    Color/monochrome cameras: Depending on the particular projects you need to do, you might want to opt for a color camera, which will allow you to see the problem in full color. If you just need to see whether or not everything is in place, then a monochrome display might give you all the information you need.

    Video recorders: Sometimes a snapshot doesn’t tell the whole story. If you need more information about how things move in relation to one another, be sure to look for a camera that allows you to record video.

    Traditional cameras: This is the bare-bones option. If you just need a quality snapshot of the problem, then go with a camera that will give you just that; it will save you money, since you won’t be paying for options that you don’t need (although you might end up needing or wanting them).

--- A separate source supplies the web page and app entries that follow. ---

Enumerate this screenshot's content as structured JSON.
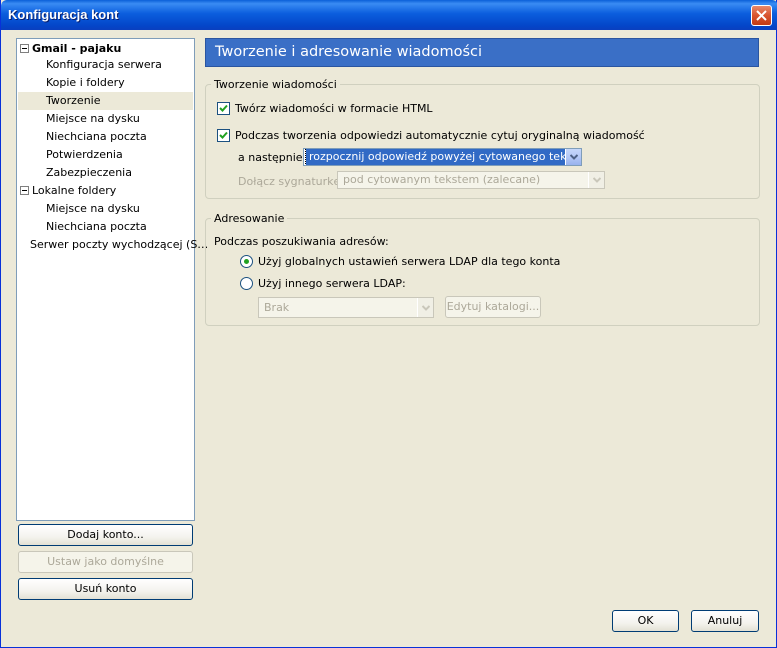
{
  "window": {
    "title": "Konfiguracja kont"
  },
  "tree": {
    "items": [
      {
        "label": "Gmail - pajaku",
        "level": 0,
        "expandable": true,
        "bold": true
      },
      {
        "label": "Konfiguracja serwera",
        "level": 1
      },
      {
        "label": "Kopie i foldery",
        "level": 1
      },
      {
        "label": "Tworzenie",
        "level": 1,
        "selected": true
      },
      {
        "label": "Miejsce na dysku",
        "level": 1
      },
      {
        "label": "Niechciana poczta",
        "level": 1
      },
      {
        "label": "Potwierdzenia",
        "level": 1
      },
      {
        "label": "Zabezpieczenia",
        "level": 1
      },
      {
        "label": "Lokalne foldery",
        "level": 0,
        "expandable": true
      },
      {
        "label": "Miejsce na dysku",
        "level": 1
      },
      {
        "label": "Niechciana poczta",
        "level": 1
      },
      {
        "label": "Serwer poczty wychodzącej (S…",
        "level": 0
      }
    ]
  },
  "left_buttons": {
    "add_account": "Dodaj konto...",
    "set_default": "Ustaw jako domyślne",
    "remove_account": "Usuń konto"
  },
  "panel": {
    "header": "Tworzenie i adresowanie wiadomości",
    "composition": {
      "legend": "Tworzenie wiadomości",
      "html_checkbox_label": "Twórz wiadomości w formacie HTML",
      "html_checked": true,
      "quote_checkbox_label": "Podczas tworzenia odpowiedzi automatycznie cytuj oryginalną wiadomość",
      "quote_checked": true,
      "then_label": "a następnie",
      "then_select_value": "rozpocznij odpowiedź powyżej cytowanego tekstu",
      "signature_label": "Dołącz sygnaturkę",
      "signature_select_value": "pod cytowanym tekstem (zalecane)"
    },
    "addressing": {
      "legend": "Adresowanie",
      "lookup_label": "Podczas poszukiwania adresów:",
      "radio_global": "Użyj globalnych ustawień serwera LDAP dla tego konta",
      "radio_other": "Użyj innego serwera LDAP:",
      "selected_radio": "global",
      "ldap_select_value": "Brak",
      "edit_directories_button": "Edytuj katalogi..."
    }
  },
  "footer": {
    "ok": "OK",
    "cancel": "Anuluj"
  },
  "colors": {
    "title_bar": "#0b5ede",
    "header_bg": "#3a6fc6",
    "window_bg": "#ece9d8",
    "radio_dot": "#21a121"
  }
}
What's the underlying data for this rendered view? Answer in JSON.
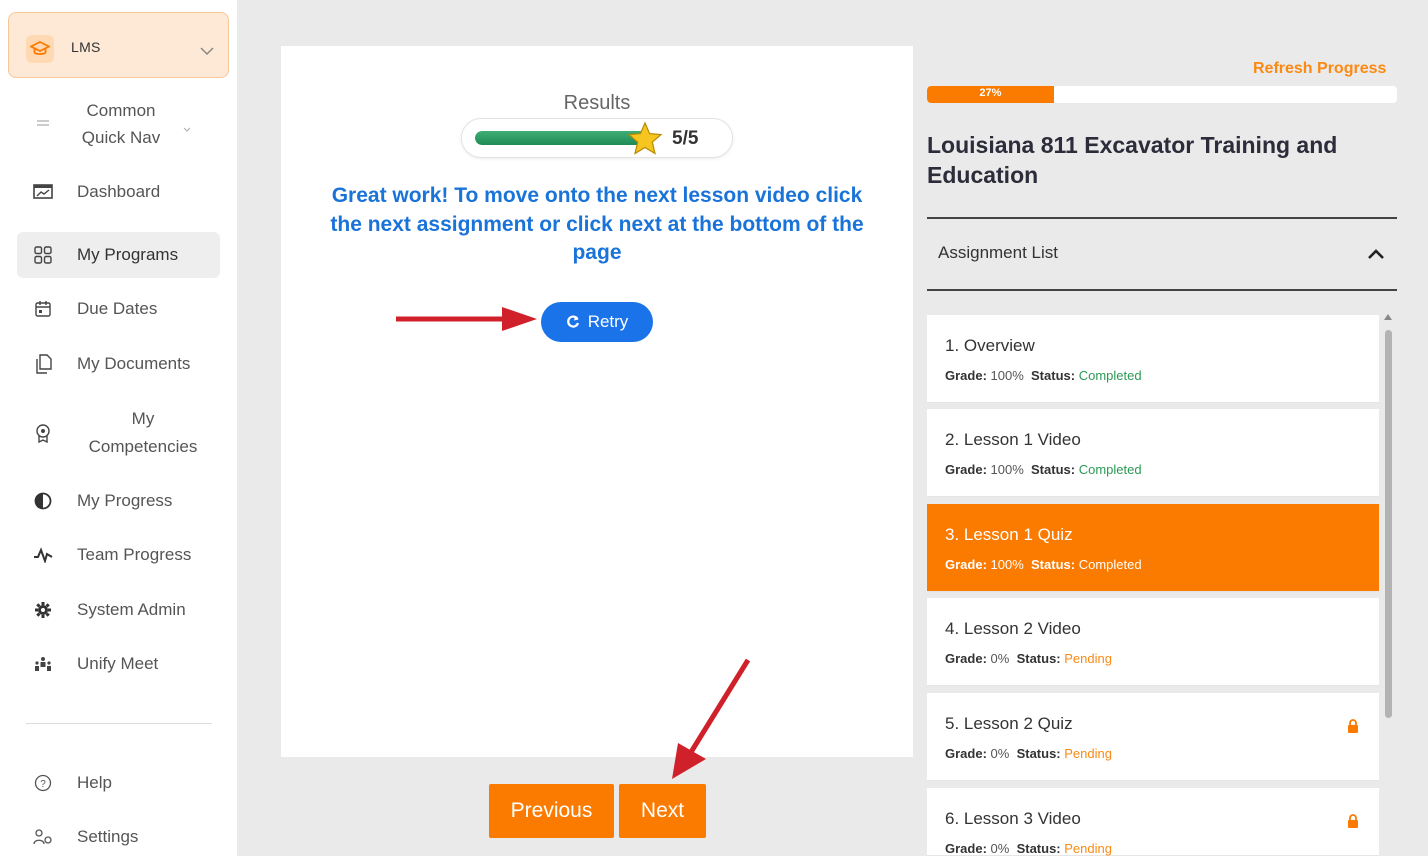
{
  "sidebar": {
    "app_switch": "LMS",
    "items": [
      {
        "label": "Common Quick Nav",
        "icon": "menu-icon"
      },
      {
        "label": "Dashboard",
        "icon": "dashboard-icon"
      },
      {
        "label": "My Programs",
        "icon": "grid-icon"
      },
      {
        "label": "Due Dates",
        "icon": "calendar-icon"
      },
      {
        "label": "My Documents",
        "icon": "documents-icon"
      },
      {
        "label": "My Competencies",
        "icon": "award-icon"
      },
      {
        "label": "My Progress",
        "icon": "progress-icon"
      },
      {
        "label": "Team Progress",
        "icon": "activity-icon"
      },
      {
        "label": "System Admin",
        "icon": "gear-icon"
      },
      {
        "label": "Unify Meet",
        "icon": "meet-icon"
      }
    ],
    "bottom": [
      {
        "label": "Help",
        "icon": "help-icon"
      },
      {
        "label": "Settings",
        "icon": "settings-icon"
      }
    ]
  },
  "quiz": {
    "results_title": "Results",
    "score": "5/5",
    "score_fraction": 1.0,
    "message": "Great work! To move onto the next lesson video click the next assignment or click next at the bottom of the page",
    "retry_label": "Retry"
  },
  "footer": {
    "previous_label": "Previous",
    "next_label": "Next"
  },
  "course": {
    "refresh_label": "Refresh Progress",
    "progress_label": "27%",
    "progress_value": 27,
    "title": "Louisiana 811 Excavator Training and Education",
    "assignment_list_label": "Assignment List"
  },
  "assignments": [
    {
      "title": "1. Overview",
      "grade_label": "Grade:",
      "grade": "100%",
      "status_label": "Status:",
      "status": "Completed",
      "locked": false
    },
    {
      "title": "2. Lesson 1 Video",
      "grade_label": "Grade:",
      "grade": "100%",
      "status_label": "Status:",
      "status": "Completed",
      "locked": false
    },
    {
      "title": "3. Lesson 1 Quiz",
      "grade_label": "Grade:",
      "grade": "100%",
      "status_label": "Status:",
      "status": "Completed",
      "locked": false
    },
    {
      "title": "4. Lesson 2 Video",
      "grade_label": "Grade:",
      "grade": "0%",
      "status_label": "Status:",
      "status": "Pending",
      "locked": false
    },
    {
      "title": "5. Lesson 2 Quiz",
      "grade_label": "Grade:",
      "grade": "0%",
      "status_label": "Status:",
      "status": "Pending",
      "locked": true
    },
    {
      "title": "6. Lesson 3 Video",
      "grade_label": "Grade:",
      "grade": "0%",
      "status_label": "Status:",
      "status": "Pending",
      "locked": true
    }
  ],
  "colors": {
    "accent": "#fb7a00",
    "link_blue": "#1a73d9",
    "completed": "#2b9a55",
    "pending": "#fb8a14",
    "annotation_arrow": "#d0202a"
  }
}
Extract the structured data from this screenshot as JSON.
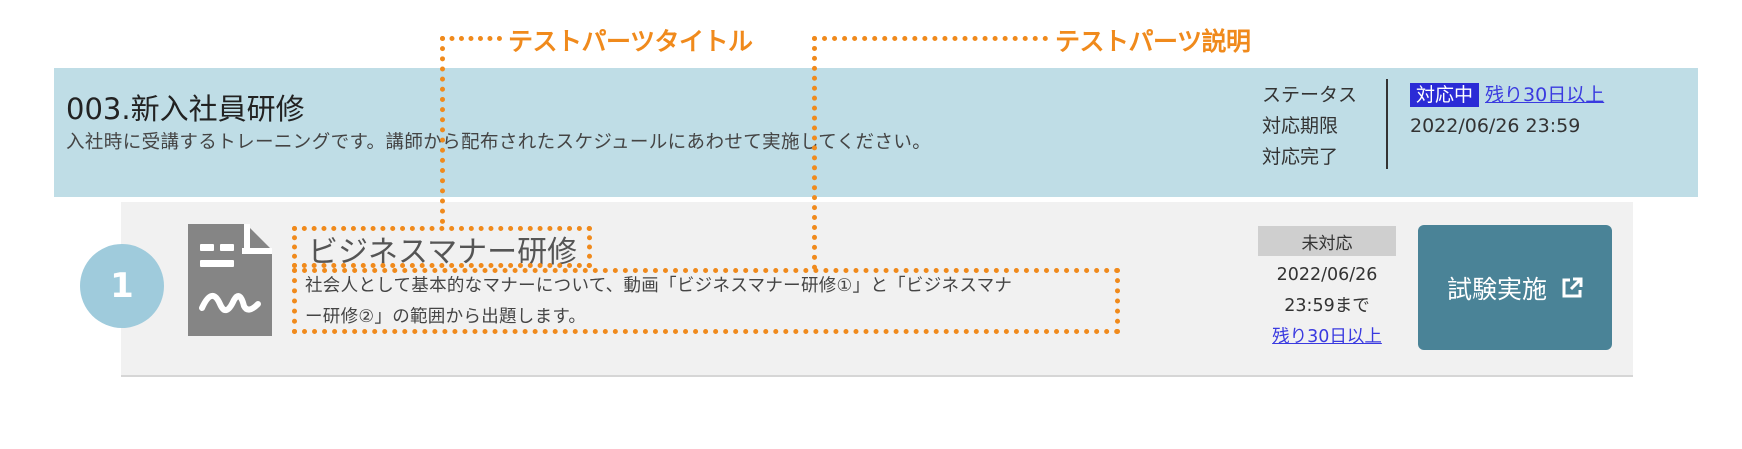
{
  "annotations": {
    "title_label": "テストパーツタイトル",
    "description_label": "テストパーツ説明"
  },
  "course": {
    "title": "003.新入社員研修",
    "description": "入社時に受講するトレーニングです。講師から配布されたスケジュールにあわせて実施してください。",
    "status_labels": {
      "status": "ステータス",
      "deadline": "対応期限",
      "completed": "対応完了"
    },
    "status_badge": "対応中",
    "remaining": "残り30日以上",
    "deadline_value": "2022/06/26 23:59"
  },
  "part": {
    "number": "1",
    "title": "ビジネスマナー研修",
    "description_line1": "社会人として基本的なマナーについて、動画「ビジネスマナー研修①」と「ビジネスマナ",
    "description_line2": "ー研修②」の範囲から出題します。",
    "status_badge": "未対応",
    "deadline_date": "2022/06/26",
    "deadline_time": "23:59まで",
    "remaining": "残り30日以上",
    "action_label": "試験実施",
    "icons": {
      "document": "document-signature-icon",
      "external": "external-link-icon"
    }
  },
  "colors": {
    "annotation": "#f08a1c",
    "course_band": "#bfdde6",
    "active_badge": "#2b2bd6",
    "link": "#3a3ae0",
    "button": "#4a8397",
    "number_circle": "#9fcbdc",
    "card_bg": "#f1f1f1"
  }
}
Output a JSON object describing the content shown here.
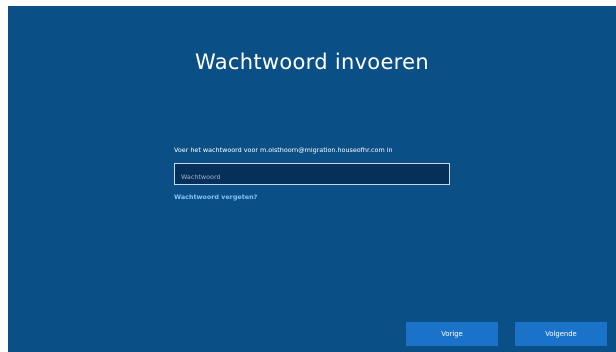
{
  "page": {
    "title": "Wachtwoord invoeren",
    "prompt": "Voer het wachtwoord voor m.olsthoorn@migration.houseofhr.com in"
  },
  "password_field": {
    "value": "",
    "placeholder": "Wachtwoord"
  },
  "links": {
    "forgot_password": "Wachtwoord vergeten?"
  },
  "buttons": {
    "back_label": "Vorige",
    "next_label": "Volgende"
  },
  "colors": {
    "background": "#0b4f87",
    "input_background": "#062f5a",
    "button": "#1b73c9",
    "link": "#7fc4f2"
  }
}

    Here are some of the qualities reviewers talk about when giving feedback about the cameras they purchased:

    • Picture quality: There really isn’t much point in buying any camera if it doesn’t take good pictures. This is especially true for a camera whose sole purpose is to show users what they can’t see for themselves. The best models take crystal-clear pictures that allow users to easily diagnose hidden problems.
    • Quality of the light: Since an inspection camera is designed to get into hard-to-reach spots (which are also usually dark), it makes sense that it needs to have a good light source. Great cameras are able to illuminate even the darkest of corners.
    • Camera size: Bigger isn’t always better—remember the function of an inspection camera. The most satisfied customers report that their camera can fit into any space, no matter how tight.
    • Flexibility/sturdiness of the “snake”: The snake is the tube that the camera fits into. In order for the camera to work properly, it needs to be flexible enough to adjust to the contours of the space, but sturdy enough to hold the shape the user bends it into. The best cameras do just that.
    • Controls: Look for a camera that has intuitive, easy-to-use controls. Remember that when you use the camera, you’re probably going to be busy working on a project, so you don’t want to have to stop every few seconds to consult the owner’s manual.
    • Screen resolution: Look for a model that provides excellent resolution, which will allow you to spot and diagnose problems as soon as they show up on the screen.
    • “Snake” length: Remember that the snake’s job is to allow you to move the camera into whatever position you need. Therefore, look for a model with a snake that’s long enough to fit into any corners that you need to inspect, but not so long that it’s difficult to control.
    • Waterproofing: This is obviously an essential feature if you’re planning on doing any work that involves plumbing, but as a general rule, it’s a good idea to go with a model that is waterproof, or at least water-resistant.

    Dewalt: Dewalt is one of the world’s leaders in power tool manufacturing, and has been since its founding in 1924. Unlike some companies that started out by making conventional tools and added power later, Dewalt has been in the power tools game since day one, and their experience shows. Today, the company makes power tools for virtually every job you can imagine.

    DBPower: DBPower is a British electronics manufacturer. The company’s goal is to make devices that can improve all aspects of their customers’ lives, from outdoor equipment to devices for the home to car accessories.

    Autel: Autel is a European manufacturer of diagnostic equipment, with offices around the world. The company’s specialization is automotive diagnostics, although some of its products (like its inspection cameras) can be used wherever they are needed.

    Ridgid: Ridgid’s stated goal is to produce durable, strong equipment that is also cutting-edge, intuitive, and easy to use.